In the end, this is a fine novel that works well on a number of levels and should be of interest to those who like historical, those interested in the birth of the scientific worldview, or even those who just want a good adventure story, since it's all of these and more.
However, Walter apparently crossed the line when he killed Isobel as she was gentry. Forced to leave England in disgrace, a still fanatical Walter takes his two children to Salem, Massachusetts to continue his life's work to the point that he ignores the abduction of Isabel by Algonquin Nimacook because he had trials to conduct. Boston postmaster Tobias Crompton eventually rescues Isobel and marries and divorces her. Her passion to end the witch trials hits a crescendo when her brother, a chip off the old block, prosecutes her as a witch; her defense provided by Baron de Montesquieu employs Newton's Principia Mathematica.

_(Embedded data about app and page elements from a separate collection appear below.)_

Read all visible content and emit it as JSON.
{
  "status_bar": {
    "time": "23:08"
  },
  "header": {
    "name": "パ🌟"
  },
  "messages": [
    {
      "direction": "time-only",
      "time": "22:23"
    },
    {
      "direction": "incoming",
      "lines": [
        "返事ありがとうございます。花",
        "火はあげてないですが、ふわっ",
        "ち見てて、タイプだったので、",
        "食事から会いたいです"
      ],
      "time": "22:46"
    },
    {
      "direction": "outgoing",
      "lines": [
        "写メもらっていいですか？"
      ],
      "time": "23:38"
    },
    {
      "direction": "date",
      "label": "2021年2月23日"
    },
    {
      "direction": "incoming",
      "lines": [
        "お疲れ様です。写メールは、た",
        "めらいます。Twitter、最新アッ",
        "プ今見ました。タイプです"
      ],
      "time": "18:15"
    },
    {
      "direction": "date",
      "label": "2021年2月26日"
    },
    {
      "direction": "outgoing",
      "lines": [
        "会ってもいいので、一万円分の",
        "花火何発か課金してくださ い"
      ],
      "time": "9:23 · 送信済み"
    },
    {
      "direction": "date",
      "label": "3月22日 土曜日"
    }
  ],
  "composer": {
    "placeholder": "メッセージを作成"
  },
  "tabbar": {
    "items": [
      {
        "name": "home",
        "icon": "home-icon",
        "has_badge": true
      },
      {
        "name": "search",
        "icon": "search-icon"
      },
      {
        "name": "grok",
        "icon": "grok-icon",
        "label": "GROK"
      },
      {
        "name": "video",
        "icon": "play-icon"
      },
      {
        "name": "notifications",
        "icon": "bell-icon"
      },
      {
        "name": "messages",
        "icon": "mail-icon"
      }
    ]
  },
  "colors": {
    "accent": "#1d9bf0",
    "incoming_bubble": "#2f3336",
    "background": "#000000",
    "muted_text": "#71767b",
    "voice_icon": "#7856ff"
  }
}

This terrific historical fiction novel brings to life the vast impact of the witchcraft trials in England and Massachusetts through the eyes of a heroine who chooses science over the mumbo jumbo of her father and brother. Isobel is courageous as she watches first hand the tragedy of her aunt and others, thrives even under Indian captivity, and ultimately risks her life to prove the nonsense of the witchfinders. James Morrow provides a strong tale of the late seventeenth century war between the enlightenment and the superstitious that seems so intelligently timed with politicians redesigning the same debate.
Also, I found the literary device of having a book narrate a book as annoying and gimicky. This struck me as a ploy that a new writer would try to make their book "different" James Morrow's writing skills don't need to be packaged this way to hold a reader's attention. I found that the sections where the book was "talking" directly to the reader to be distracting, which dropped my rating of the book by another star.
The writing style, language, and attention to detail are all good. The level of writing is more intelligent than the average novel published today. I grew up in Philadelphia & found all of the local references interesting & fun (and accurate).
If you like historical fiction and books that make you think, you'll probably enjoy this one, but maybe not love it. If nothing else it can add somevariety to your reading diet.